Holmes appreciated professionalism, in any profession.
As he tucked into a most pleasant couscous of spiced lamb and chickpeas, clean and warm before the room’s glowing brazier, the sounds of another arrival were a reminder of Lyautey’s manifold responsibilities. He must let the Maréchal know that a second round of entertaining this stray English relation was not required: He intended to leave, once he’d figured out why the boy had stashed him here.
When he had finished, he took his coffee over to the window. Windows in traditional Arabic architecture were primarily shuttered openings that faced inward, onto the central courtyard, to provide a basic amount of light and ventilation. Here, the French had breached the external walls of the dar’s upstairs guest-rooms with hinged windows. The sacrifice of security and privacy was well worth it, from Holmes’ European eyes, and the tantalising glimpses of gardens, streets, and rooftop terraces had proved the most desirable quality of the rooms during his stay.
Now, he flung the glass open and planted his shoulder against the frame, his cup balanced on the tiled sill. The town’s noise obscured the splash of the courtyard fountain, but the air was still fragrant. Somewhere, a canary trilled.
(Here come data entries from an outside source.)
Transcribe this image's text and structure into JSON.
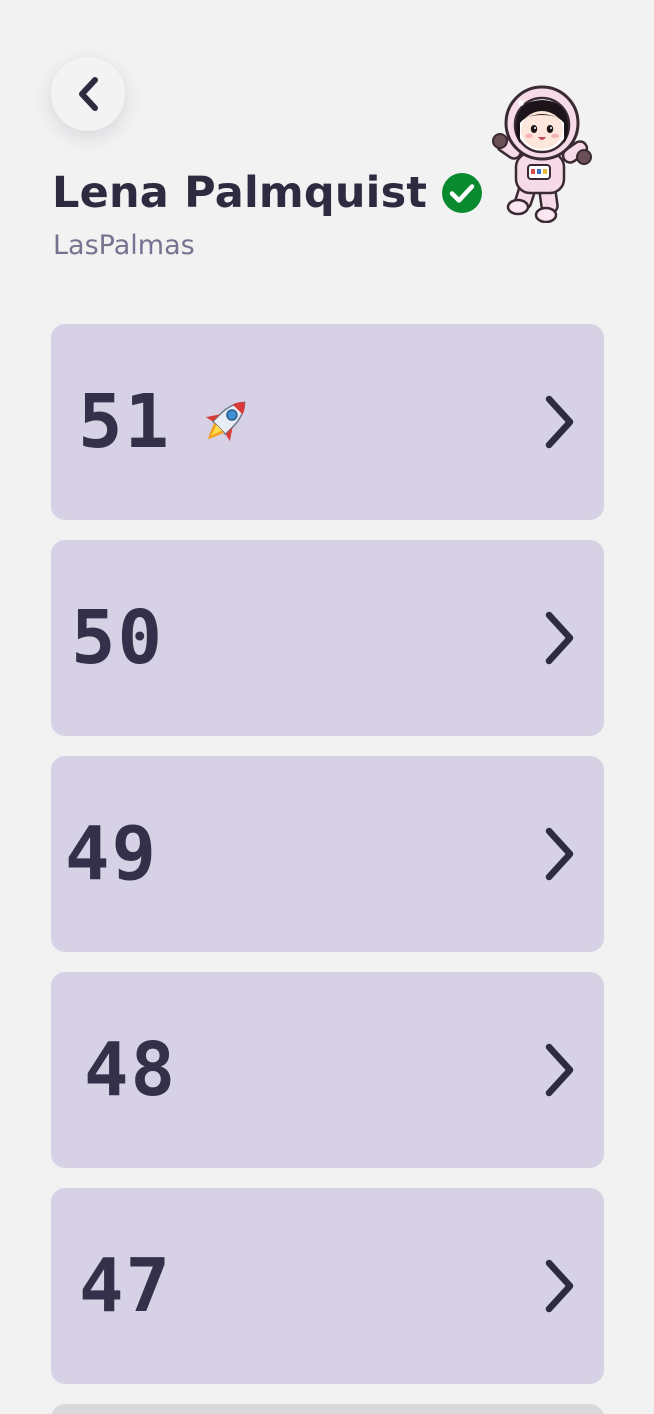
{
  "header": {
    "back_icon": "chevron-left-icon",
    "name": "Lena Palmquist",
    "verified_icon": "verified-check-icon",
    "verified_color": "#0a8a2e",
    "handle": "LasPalmas",
    "avatar_icon": "astronaut-avatar-icon"
  },
  "items": [
    {
      "number": "51",
      "badge_icon": "rocket-icon",
      "chevron_icon": "chevron-right-icon"
    },
    {
      "number": "50",
      "chevron_icon": "chevron-right-icon"
    },
    {
      "number": "49",
      "chevron_icon": "chevron-right-icon"
    },
    {
      "number": "48",
      "chevron_icon": "chevron-right-icon"
    },
    {
      "number": "47",
      "chevron_icon": "chevron-right-icon"
    }
  ],
  "colors": {
    "background": "#f2f2f3",
    "card": "#d6d1e4",
    "text": "#2e2b40",
    "subtext": "#77728f"
  }
}
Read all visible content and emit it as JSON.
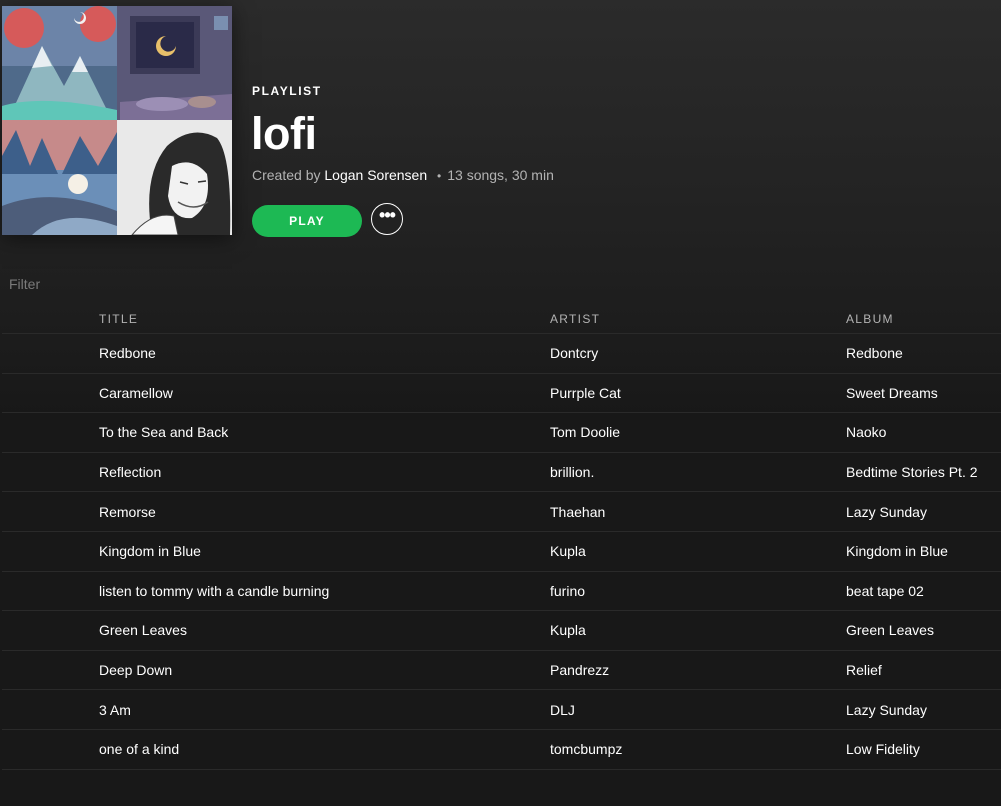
{
  "playlist": {
    "type_label": "PLAYLIST",
    "name": "lofi",
    "created_by_prefix": "Created by",
    "owner": "Logan Sorensen",
    "separator": "•",
    "stats": "13 songs, 30 min"
  },
  "actions": {
    "play_label": "PLAY",
    "more_label": "•••"
  },
  "filter": {
    "placeholder": "Filter"
  },
  "columns": {
    "title": "TITLE",
    "artist": "ARTIST",
    "album": "ALBUM"
  },
  "tracks": [
    {
      "title": "Redbone",
      "artist": "Dontcry",
      "album": "Redbone"
    },
    {
      "title": "Caramellow",
      "artist": "Purrple Cat",
      "album": "Sweet Dreams"
    },
    {
      "title": "To the Sea and Back",
      "artist": "Tom Doolie",
      "album": "Naoko"
    },
    {
      "title": "Reflection",
      "artist": "brillion.",
      "album": "Bedtime Stories Pt. 2"
    },
    {
      "title": "Remorse",
      "artist": "Thaehan",
      "album": "Lazy Sunday"
    },
    {
      "title": "Kingdom in Blue",
      "artist": "Kupla",
      "album": "Kingdom in Blue"
    },
    {
      "title": "listen to tommy with a candle burning",
      "artist": "furino",
      "album": "beat tape 02"
    },
    {
      "title": "Green Leaves",
      "artist": "Kupla",
      "album": "Green Leaves"
    },
    {
      "title": "Deep Down",
      "artist": "Pandrezz",
      "album": "Relief"
    },
    {
      "title": "3 Am",
      "artist": "DLJ",
      "album": "Lazy Sunday"
    },
    {
      "title": "one of a kind",
      "artist": "tomcbumpz",
      "album": "Low Fidelity"
    }
  ],
  "colors": {
    "accent": "#1db954",
    "background": "#181818",
    "muted_text": "#b3b3b3"
  }
}
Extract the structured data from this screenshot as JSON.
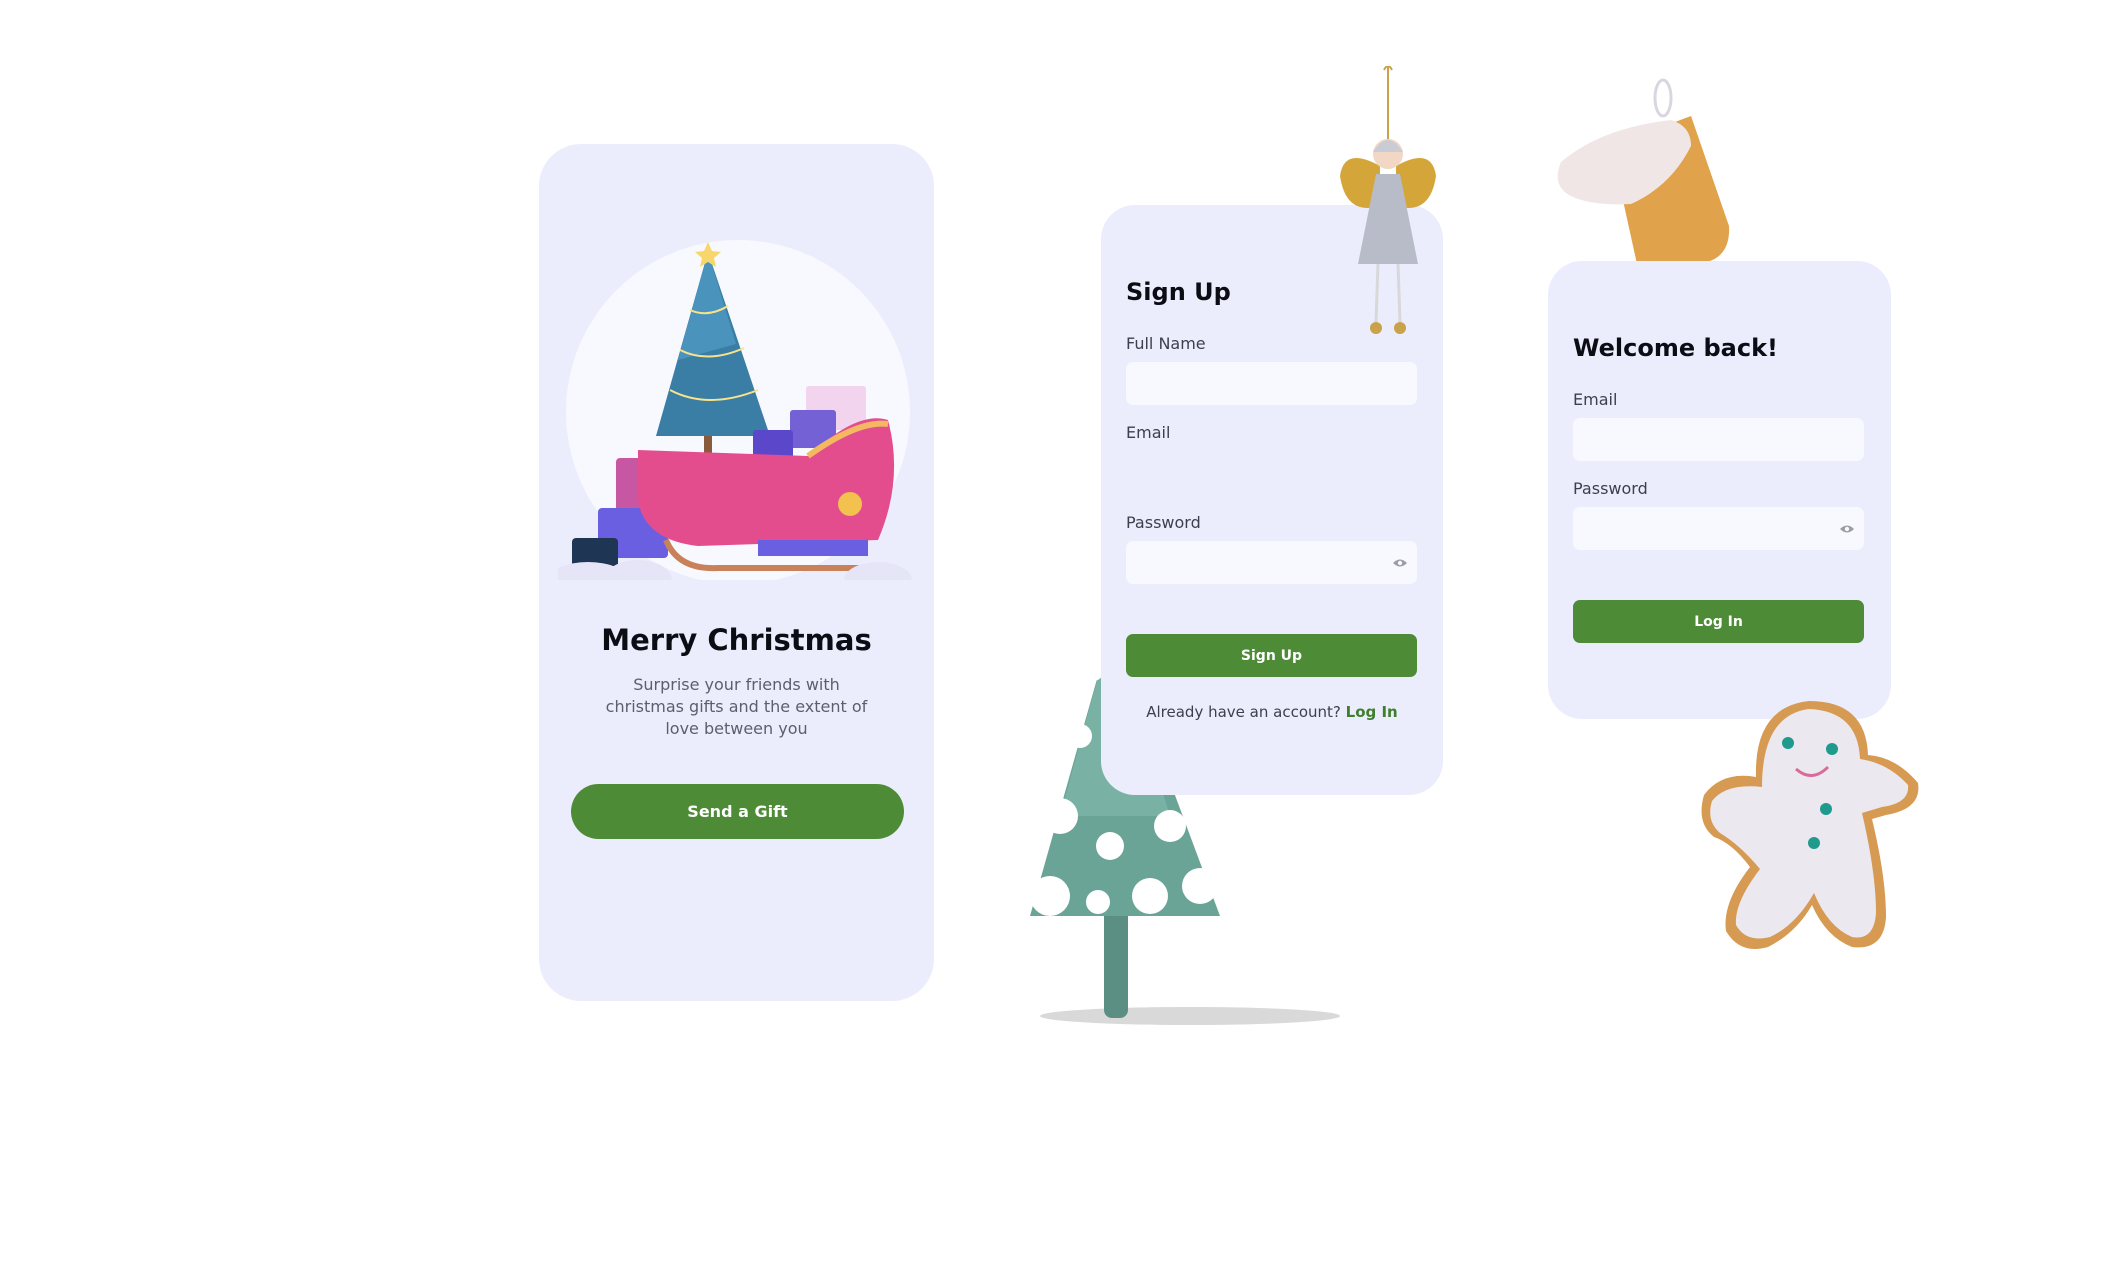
{
  "onboarding": {
    "title": "Merry Christmas",
    "subtitle": "Surprise your friends with christmas gifts and the extent of love between you",
    "cta_label": "Send a Gift"
  },
  "signup": {
    "title": "Sign Up",
    "full_name_label": "Full Name",
    "full_name_value": "",
    "email_label": "Email",
    "password_label": "Password",
    "password_value": "",
    "submit_label": "Sign Up",
    "footer_prompt": "Already have an account?",
    "footer_link": "Log In"
  },
  "login": {
    "title": "Welcome back!",
    "email_label": "Email",
    "email_value": "",
    "password_label": "Password",
    "password_value": "",
    "submit_label": "Log In"
  },
  "colors": {
    "card_bg": "#ebedfc",
    "accent_green": "#4e8b37",
    "input_bg": "#f8f9fe"
  },
  "decorations": [
    "sleigh-illustration",
    "angel-ornament",
    "stocking-ornament",
    "snowy-tree",
    "gingerbread-man"
  ]
}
He took out his tobacco, torn between simple pleasure and waspish impatience.
He would give Russell until the morning, before he turned the town upside-down.